Unlike the CEO, the COO responded well to our initial team approach. Despite his status and loyalty to the company, he had previously been shut out of major decisions by the CEO. When we gave him the opportunity to be part of a team, he was quick to make resources available and to contribute to the turnaround process. Approaching him with a take-charge attitude, on the other hand, would most likely have fostered resentment and resistance.

The controller was another key player we wanted on our team. The solid supplier relationships he had built over many years were critical to negotiating additional breathing room during this rough patch. However, after being repeatedly demonized by the CEO for not bending the rules, the controller was beaten down and timid. Recognizing this, we set about gaining his trust. We assured him that we would play by the rules and that he was an important asset to our team. Soon he developed confidence and became a valuable leader within the company.

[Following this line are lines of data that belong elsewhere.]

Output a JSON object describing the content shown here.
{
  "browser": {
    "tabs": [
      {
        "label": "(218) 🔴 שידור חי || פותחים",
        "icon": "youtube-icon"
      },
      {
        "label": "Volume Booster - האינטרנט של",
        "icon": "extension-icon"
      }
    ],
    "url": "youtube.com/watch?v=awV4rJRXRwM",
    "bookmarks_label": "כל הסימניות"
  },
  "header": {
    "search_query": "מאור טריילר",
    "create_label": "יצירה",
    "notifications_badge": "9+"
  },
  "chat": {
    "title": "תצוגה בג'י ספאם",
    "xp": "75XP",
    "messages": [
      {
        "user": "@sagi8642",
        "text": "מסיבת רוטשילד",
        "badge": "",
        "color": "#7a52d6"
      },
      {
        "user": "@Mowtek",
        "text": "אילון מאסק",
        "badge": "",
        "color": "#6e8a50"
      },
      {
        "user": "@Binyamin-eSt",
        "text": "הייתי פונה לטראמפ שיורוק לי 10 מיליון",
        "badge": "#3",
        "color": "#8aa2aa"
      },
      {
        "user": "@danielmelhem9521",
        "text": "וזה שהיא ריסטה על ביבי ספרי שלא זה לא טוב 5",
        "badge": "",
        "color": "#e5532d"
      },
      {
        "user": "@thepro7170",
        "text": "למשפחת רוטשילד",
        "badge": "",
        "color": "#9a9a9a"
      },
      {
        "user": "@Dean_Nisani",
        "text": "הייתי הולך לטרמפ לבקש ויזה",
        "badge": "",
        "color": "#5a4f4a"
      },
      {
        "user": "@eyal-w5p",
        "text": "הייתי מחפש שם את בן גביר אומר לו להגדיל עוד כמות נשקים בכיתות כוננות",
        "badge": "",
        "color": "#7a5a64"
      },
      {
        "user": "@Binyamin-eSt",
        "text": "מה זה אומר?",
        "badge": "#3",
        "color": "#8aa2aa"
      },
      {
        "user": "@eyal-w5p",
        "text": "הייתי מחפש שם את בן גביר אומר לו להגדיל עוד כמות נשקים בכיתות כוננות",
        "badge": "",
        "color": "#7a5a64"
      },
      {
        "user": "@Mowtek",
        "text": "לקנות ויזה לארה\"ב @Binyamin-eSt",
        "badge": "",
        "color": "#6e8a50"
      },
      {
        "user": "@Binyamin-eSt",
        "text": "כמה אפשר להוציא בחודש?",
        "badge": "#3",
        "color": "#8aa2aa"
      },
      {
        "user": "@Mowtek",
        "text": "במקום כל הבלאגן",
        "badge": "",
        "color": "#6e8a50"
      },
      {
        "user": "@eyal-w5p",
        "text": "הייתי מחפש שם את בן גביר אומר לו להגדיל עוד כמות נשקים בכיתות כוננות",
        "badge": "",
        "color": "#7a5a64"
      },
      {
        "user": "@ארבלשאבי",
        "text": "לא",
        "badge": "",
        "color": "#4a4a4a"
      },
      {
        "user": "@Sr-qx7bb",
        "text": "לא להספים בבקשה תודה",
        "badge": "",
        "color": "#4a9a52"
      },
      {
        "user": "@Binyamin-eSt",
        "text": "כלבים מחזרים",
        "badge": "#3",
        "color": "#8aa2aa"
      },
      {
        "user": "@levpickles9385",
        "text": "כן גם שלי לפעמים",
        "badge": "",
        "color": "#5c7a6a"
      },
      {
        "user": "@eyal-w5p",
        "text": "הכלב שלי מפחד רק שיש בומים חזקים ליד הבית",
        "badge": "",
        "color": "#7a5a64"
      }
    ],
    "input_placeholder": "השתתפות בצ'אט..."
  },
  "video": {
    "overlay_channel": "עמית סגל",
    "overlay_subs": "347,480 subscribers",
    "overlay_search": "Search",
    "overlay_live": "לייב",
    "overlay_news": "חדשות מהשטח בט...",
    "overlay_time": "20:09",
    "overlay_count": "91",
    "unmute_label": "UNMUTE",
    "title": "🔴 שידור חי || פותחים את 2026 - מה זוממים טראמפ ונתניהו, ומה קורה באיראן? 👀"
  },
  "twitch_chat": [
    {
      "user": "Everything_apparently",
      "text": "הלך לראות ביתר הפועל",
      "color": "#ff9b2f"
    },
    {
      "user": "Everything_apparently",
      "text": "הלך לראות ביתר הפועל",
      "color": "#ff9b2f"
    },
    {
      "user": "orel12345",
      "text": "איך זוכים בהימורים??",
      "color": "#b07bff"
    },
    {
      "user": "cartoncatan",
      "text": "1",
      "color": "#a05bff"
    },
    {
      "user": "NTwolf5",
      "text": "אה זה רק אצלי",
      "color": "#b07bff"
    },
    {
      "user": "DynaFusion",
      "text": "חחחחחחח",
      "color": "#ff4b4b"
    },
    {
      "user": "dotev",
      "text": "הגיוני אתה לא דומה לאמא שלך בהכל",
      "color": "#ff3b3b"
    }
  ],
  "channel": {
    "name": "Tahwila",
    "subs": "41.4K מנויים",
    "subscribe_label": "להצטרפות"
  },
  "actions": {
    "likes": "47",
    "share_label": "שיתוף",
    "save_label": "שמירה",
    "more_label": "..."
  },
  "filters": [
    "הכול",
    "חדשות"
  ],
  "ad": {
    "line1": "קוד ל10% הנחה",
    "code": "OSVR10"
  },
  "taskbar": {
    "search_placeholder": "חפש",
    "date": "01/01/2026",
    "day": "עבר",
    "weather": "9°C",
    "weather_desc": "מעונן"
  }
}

With so many different players, it was tempting to use a standard approach, but, by taking a little extra time to connect with people, we developed a better feel for what style would be most effective for each person. Exercising emotional intelligence was key to developing a strong team and getting this business back on track.

Paulina Fin Caprio is a director at MorrisAnderson, a financial and operational advisory firm specializing in insolvency services. She has 15 years of experience in corporate turnaround management and restructuring, investment management and finance. Caprio’s turnaround experience covers business services, restaurants, consumer products, metals, real estate and transportation sectors. She holds a Bachelor’s degree in neuropsychology from the University of Toronto. She can be reached via e-mail at pcaprio [at] morrisanderson [dot] com.